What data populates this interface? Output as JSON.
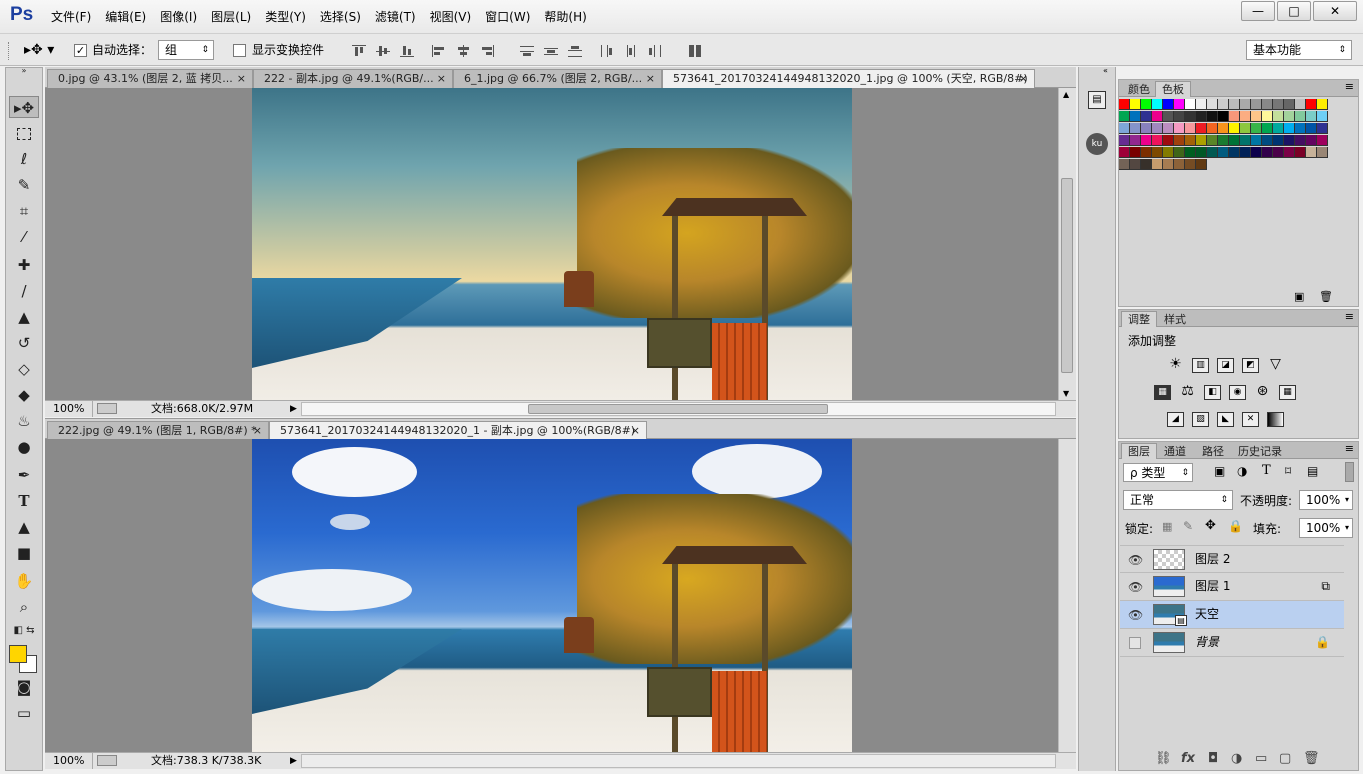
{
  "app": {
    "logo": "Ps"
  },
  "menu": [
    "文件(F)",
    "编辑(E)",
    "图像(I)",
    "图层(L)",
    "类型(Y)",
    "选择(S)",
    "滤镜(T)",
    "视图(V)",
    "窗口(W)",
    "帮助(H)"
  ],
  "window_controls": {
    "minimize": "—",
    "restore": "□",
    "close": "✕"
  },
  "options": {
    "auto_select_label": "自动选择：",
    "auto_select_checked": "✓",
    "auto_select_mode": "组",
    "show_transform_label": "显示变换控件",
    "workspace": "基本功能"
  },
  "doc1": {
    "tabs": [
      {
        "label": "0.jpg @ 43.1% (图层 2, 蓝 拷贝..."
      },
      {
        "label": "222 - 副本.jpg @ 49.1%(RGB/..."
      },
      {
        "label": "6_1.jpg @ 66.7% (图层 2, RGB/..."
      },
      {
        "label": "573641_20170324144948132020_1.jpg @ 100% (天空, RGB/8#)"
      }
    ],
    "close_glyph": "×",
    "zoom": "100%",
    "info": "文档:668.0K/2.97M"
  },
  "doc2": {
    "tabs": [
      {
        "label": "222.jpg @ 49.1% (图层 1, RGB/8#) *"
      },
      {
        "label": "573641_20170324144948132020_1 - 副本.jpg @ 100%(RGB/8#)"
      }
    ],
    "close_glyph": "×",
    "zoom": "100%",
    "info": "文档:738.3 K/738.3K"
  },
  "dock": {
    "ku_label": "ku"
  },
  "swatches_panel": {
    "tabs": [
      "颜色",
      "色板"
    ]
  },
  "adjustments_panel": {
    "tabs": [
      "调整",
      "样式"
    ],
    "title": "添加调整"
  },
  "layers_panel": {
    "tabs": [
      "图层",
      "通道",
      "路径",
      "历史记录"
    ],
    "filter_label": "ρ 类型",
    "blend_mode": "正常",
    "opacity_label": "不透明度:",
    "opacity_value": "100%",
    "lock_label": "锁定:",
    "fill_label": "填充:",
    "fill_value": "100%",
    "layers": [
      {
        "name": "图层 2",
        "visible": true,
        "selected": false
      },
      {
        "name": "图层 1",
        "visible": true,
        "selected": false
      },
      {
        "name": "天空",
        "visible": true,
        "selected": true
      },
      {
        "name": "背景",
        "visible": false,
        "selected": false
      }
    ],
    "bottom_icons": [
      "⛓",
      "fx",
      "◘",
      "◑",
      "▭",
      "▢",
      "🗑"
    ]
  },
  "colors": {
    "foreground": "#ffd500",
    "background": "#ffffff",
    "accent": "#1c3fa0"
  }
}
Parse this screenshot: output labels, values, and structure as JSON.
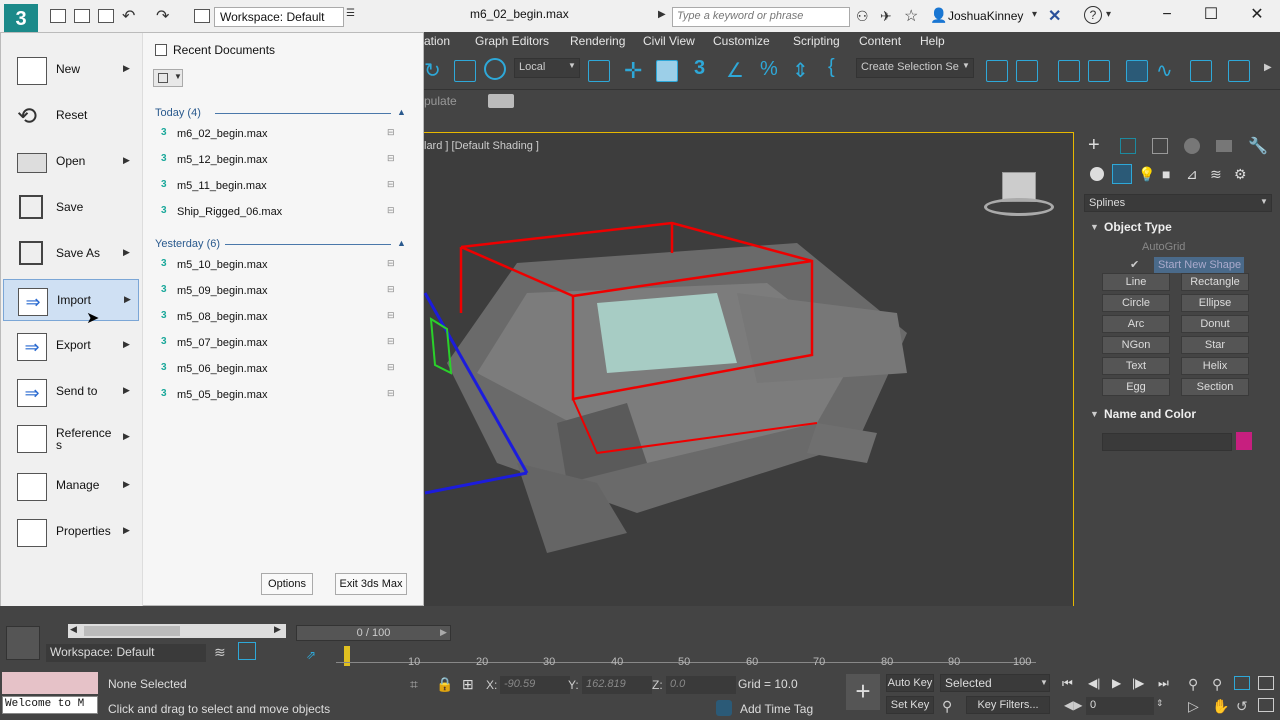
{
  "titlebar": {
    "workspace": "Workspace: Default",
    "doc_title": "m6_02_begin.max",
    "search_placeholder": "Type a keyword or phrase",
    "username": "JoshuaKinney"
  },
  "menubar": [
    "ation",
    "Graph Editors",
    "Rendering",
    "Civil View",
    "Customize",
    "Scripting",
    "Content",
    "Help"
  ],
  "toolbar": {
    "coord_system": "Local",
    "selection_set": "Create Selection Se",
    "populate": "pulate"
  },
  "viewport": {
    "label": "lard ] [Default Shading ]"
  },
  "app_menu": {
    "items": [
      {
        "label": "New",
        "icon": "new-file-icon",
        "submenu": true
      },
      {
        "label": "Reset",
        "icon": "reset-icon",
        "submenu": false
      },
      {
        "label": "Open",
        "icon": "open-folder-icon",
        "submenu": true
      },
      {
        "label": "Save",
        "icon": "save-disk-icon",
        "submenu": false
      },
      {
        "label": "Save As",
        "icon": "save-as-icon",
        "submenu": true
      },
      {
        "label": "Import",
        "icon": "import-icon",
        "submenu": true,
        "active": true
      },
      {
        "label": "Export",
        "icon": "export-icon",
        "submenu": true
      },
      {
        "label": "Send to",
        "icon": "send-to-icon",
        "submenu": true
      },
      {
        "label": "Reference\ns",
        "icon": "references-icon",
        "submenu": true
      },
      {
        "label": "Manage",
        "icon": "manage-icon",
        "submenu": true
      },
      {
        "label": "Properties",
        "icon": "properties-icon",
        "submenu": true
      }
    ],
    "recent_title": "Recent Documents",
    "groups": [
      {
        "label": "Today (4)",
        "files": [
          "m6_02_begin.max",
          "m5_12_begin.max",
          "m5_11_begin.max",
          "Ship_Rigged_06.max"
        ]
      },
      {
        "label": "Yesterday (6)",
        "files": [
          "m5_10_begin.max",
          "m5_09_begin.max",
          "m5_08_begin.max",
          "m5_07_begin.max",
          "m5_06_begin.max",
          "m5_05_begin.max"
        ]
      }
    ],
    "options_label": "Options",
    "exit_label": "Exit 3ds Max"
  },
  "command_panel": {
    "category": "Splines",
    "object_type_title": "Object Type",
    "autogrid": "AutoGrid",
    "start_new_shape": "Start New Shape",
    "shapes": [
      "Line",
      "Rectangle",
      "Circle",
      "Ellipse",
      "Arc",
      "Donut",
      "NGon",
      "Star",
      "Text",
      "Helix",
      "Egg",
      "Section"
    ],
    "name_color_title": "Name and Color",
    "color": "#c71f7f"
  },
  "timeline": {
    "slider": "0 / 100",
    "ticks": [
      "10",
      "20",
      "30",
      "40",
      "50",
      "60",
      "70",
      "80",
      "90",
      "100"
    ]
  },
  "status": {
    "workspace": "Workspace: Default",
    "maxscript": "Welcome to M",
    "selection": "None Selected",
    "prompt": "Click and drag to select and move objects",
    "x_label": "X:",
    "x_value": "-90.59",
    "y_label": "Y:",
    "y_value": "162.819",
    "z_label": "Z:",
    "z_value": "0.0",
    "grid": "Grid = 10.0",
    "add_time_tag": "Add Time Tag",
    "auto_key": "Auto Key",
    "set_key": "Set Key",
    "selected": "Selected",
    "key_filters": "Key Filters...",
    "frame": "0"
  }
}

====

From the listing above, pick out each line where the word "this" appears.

What data populates this interface? Output as JSON.
Parse this screenshot: output labels, values, and structure as JSON.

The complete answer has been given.